PETALING JAYA: Structural reforms that will make the Malaysian economy more agile, creative and innovative are on the cards.
Economy minister Rafizi Ramli said these reforms, to be enabled under three initiatives now being undertaken by his ministry, would push the Malaysian economy to become more open to going digital.
“This is imperative if we want to reduce costs and reinvigorate the labour market,” he told the HSBC Asian Business Forum here today.
There are three large-scale initiatives that will drive the transformation, namely the Inisiatif Pendapatan Rakyat (IPR), Academy in Factory (AiF) and Pemudah.
Under the IPR, the government will allocate RM750 million to build infrastructure for the poorest in society to enable them to get jobs that not only raise their income but also sustain it.
Under the AiF, a profile on unemployed and under-employed individuals will be built to single out those most likely to excel in manufacturing jobs. They will then be taught digital and technological skills to enable them to fill the talent gap in factories.
The Pemudah is a special task force designed to facilitate business. Rafizi said he will serve as co-chair of the task force along with chief secretary to the government Zuki Ali.
He expressed hope that the public and business sectors would begin to see tangible evidence of the government’s commitment to digital and technological adoption in the coming months. He urged the business community to come forward to collaborate with the government to deliver such change.
“We want to hear from you, who knows better and knows best, the practical solutions and limits from the ground.
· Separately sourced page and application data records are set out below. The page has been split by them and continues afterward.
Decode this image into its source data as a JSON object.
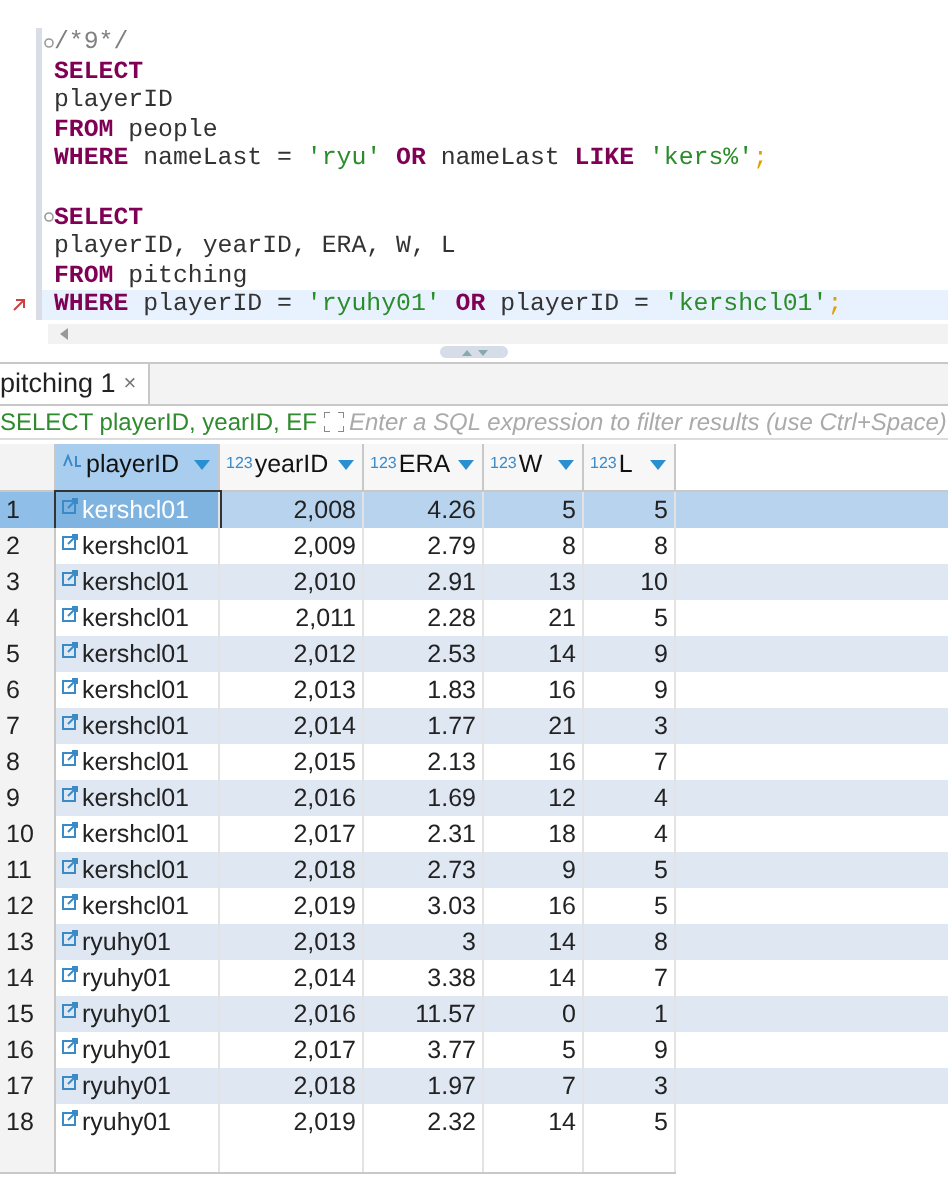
{
  "editor": {
    "lines": [
      {
        "kind": "code",
        "fold": true,
        "current": false,
        "error": false,
        "tokens": [
          {
            "kind": "comment",
            "text": "/*9*/"
          }
        ]
      },
      {
        "kind": "code",
        "fold": false,
        "current": false,
        "error": false,
        "tokens": [
          {
            "kind": "keyword",
            "text": "SELECT"
          }
        ]
      },
      {
        "kind": "code",
        "fold": false,
        "current": false,
        "error": false,
        "tokens": [
          {
            "kind": "plain",
            "text": "playerID"
          }
        ]
      },
      {
        "kind": "code",
        "fold": false,
        "current": false,
        "error": false,
        "tokens": [
          {
            "kind": "keyword",
            "text": "FROM"
          },
          {
            "kind": "plain",
            "text": " people"
          }
        ]
      },
      {
        "kind": "code",
        "fold": false,
        "current": false,
        "error": false,
        "tokens": [
          {
            "kind": "keyword",
            "text": "WHERE"
          },
          {
            "kind": "plain",
            "text": " nameLast = "
          },
          {
            "kind": "string",
            "text": "'ryu'"
          },
          {
            "kind": "keyword",
            "text": " OR"
          },
          {
            "kind": "plain",
            "text": " nameLast "
          },
          {
            "kind": "keyword",
            "text": "LIKE"
          },
          {
            "kind": "string",
            "text": " 'kers%'"
          },
          {
            "kind": "punct",
            "text": ";"
          }
        ]
      },
      {
        "kind": "blank"
      },
      {
        "kind": "code",
        "fold": true,
        "current": false,
        "error": false,
        "tokens": [
          {
            "kind": "keyword",
            "text": "SELECT"
          }
        ]
      },
      {
        "kind": "code",
        "fold": false,
        "current": false,
        "error": false,
        "tokens": [
          {
            "kind": "plain",
            "text": "playerID, yearID, ERA, W, L"
          }
        ]
      },
      {
        "kind": "code",
        "fold": false,
        "current": false,
        "error": false,
        "tokens": [
          {
            "kind": "keyword",
            "text": "FROM"
          },
          {
            "kind": "plain",
            "text": " pitching"
          }
        ]
      },
      {
        "kind": "code",
        "fold": false,
        "current": true,
        "error": true,
        "tokens": [
          {
            "kind": "keyword",
            "text": "WHERE"
          },
          {
            "kind": "plain",
            "text": " playerID = "
          },
          {
            "kind": "string",
            "text": "'ryuhy01'"
          },
          {
            "kind": "keyword",
            "text": " OR"
          },
          {
            "kind": "plain",
            "text": " playerID = "
          },
          {
            "kind": "string",
            "text": "'kershcl01'"
          },
          {
            "kind": "punct",
            "text": ";"
          }
        ]
      }
    ]
  },
  "results_tab": {
    "label": "pitching 1",
    "close": "×"
  },
  "filter": {
    "query": "SELECT playerID, yearID, EF",
    "placeholder": "Enter a SQL expression to filter results (use Ctrl+Space)"
  },
  "table": {
    "columns": [
      {
        "label": "playerID",
        "kind": "text",
        "selected": true
      },
      {
        "label": "yearID",
        "kind": "number",
        "type_label": "123",
        "selected": false
      },
      {
        "label": "ERA",
        "kind": "number",
        "type_label": "123",
        "selected": false
      },
      {
        "label": "W",
        "kind": "number",
        "type_label": "123",
        "selected": false
      },
      {
        "label": "L",
        "kind": "number",
        "type_label": "123",
        "selected": false
      }
    ],
    "rows": [
      {
        "num": "1",
        "selected": true,
        "cells": [
          "kershcl01",
          "2,008",
          "4.26",
          "5",
          "5"
        ]
      },
      {
        "num": "2",
        "selected": false,
        "cells": [
          "kershcl01",
          "2,009",
          "2.79",
          "8",
          "8"
        ]
      },
      {
        "num": "3",
        "selected": false,
        "cells": [
          "kershcl01",
          "2,010",
          "2.91",
          "13",
          "10"
        ]
      },
      {
        "num": "4",
        "selected": false,
        "cells": [
          "kershcl01",
          "2,011",
          "2.28",
          "21",
          "5"
        ]
      },
      {
        "num": "5",
        "selected": false,
        "cells": [
          "kershcl01",
          "2,012",
          "2.53",
          "14",
          "9"
        ]
      },
      {
        "num": "6",
        "selected": false,
        "cells": [
          "kershcl01",
          "2,013",
          "1.83",
          "16",
          "9"
        ]
      },
      {
        "num": "7",
        "selected": false,
        "cells": [
          "kershcl01",
          "2,014",
          "1.77",
          "21",
          "3"
        ]
      },
      {
        "num": "8",
        "selected": false,
        "cells": [
          "kershcl01",
          "2,015",
          "2.13",
          "16",
          "7"
        ]
      },
      {
        "num": "9",
        "selected": false,
        "cells": [
          "kershcl01",
          "2,016",
          "1.69",
          "12",
          "4"
        ]
      },
      {
        "num": "10",
        "selected": false,
        "cells": [
          "kershcl01",
          "2,017",
          "2.31",
          "18",
          "4"
        ]
      },
      {
        "num": "11",
        "selected": false,
        "cells": [
          "kershcl01",
          "2,018",
          "2.73",
          "9",
          "5"
        ]
      },
      {
        "num": "12",
        "selected": false,
        "cells": [
          "kershcl01",
          "2,019",
          "3.03",
          "16",
          "5"
        ]
      },
      {
        "num": "13",
        "selected": false,
        "cells": [
          "ryuhy01",
          "2,013",
          "3",
          "14",
          "8"
        ]
      },
      {
        "num": "14",
        "selected": false,
        "cells": [
          "ryuhy01",
          "2,014",
          "3.38",
          "14",
          "7"
        ]
      },
      {
        "num": "15",
        "selected": false,
        "cells": [
          "ryuhy01",
          "2,016",
          "11.57",
          "0",
          "1"
        ]
      },
      {
        "num": "16",
        "selected": false,
        "cells": [
          "ryuhy01",
          "2,017",
          "3.77",
          "5",
          "9"
        ]
      },
      {
        "num": "17",
        "selected": false,
        "cells": [
          "ryuhy01",
          "2,018",
          "1.97",
          "7",
          "3"
        ]
      },
      {
        "num": "18",
        "selected": false,
        "cells": [
          "ryuhy01",
          "2,019",
          "2.32",
          "14",
          "5"
        ]
      }
    ]
  }
}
My door is always open,” he said.
The minister also laid out the importance of a shift in mindset of Cabinet members, adding that they should see themselves more as “general managers” with the capacity to lead change in their departments and not personalities trying to imprint their image on their respective ministries.
He said this would ensure the country built a good plan based on sound and robust economic and policy framework. “This will ensure that while ministers come and go, the work continues based on the framework,” he said.
On the issue of the potential re-introduction of the goods and services tax (GST), Rafizi said it was critical that the economy reached a baseline income level before it can be considered.
“In many high income countries, when governments pivot from a pure income tax system to income tax and GST, they usually lower income tax and switch to GST because the purpose of switching is not to collect extra revenue but to collect it in an easier manner,” he explained.
“In Malaysia, many workers are not in the tax paying brackets, so if we were to implement GST, people who did not pay any tax will suddenly now have to pay tax,” he said.
The minister also highlighted the need for closer monitoring of state projects to minimise the debt underwritten by the government down the line.
“Many of these projects that are funded by the government were launched three or four years ago but are not completed yet. As a result, costs go up and we have to allocate more funds,” he said.
Rafizi said if the government’s debt obligation can be minimised, it could ensure that there is no need for new taxes such as the GST.
“Regulated project execution will ultimately help raise government revenue,” he added.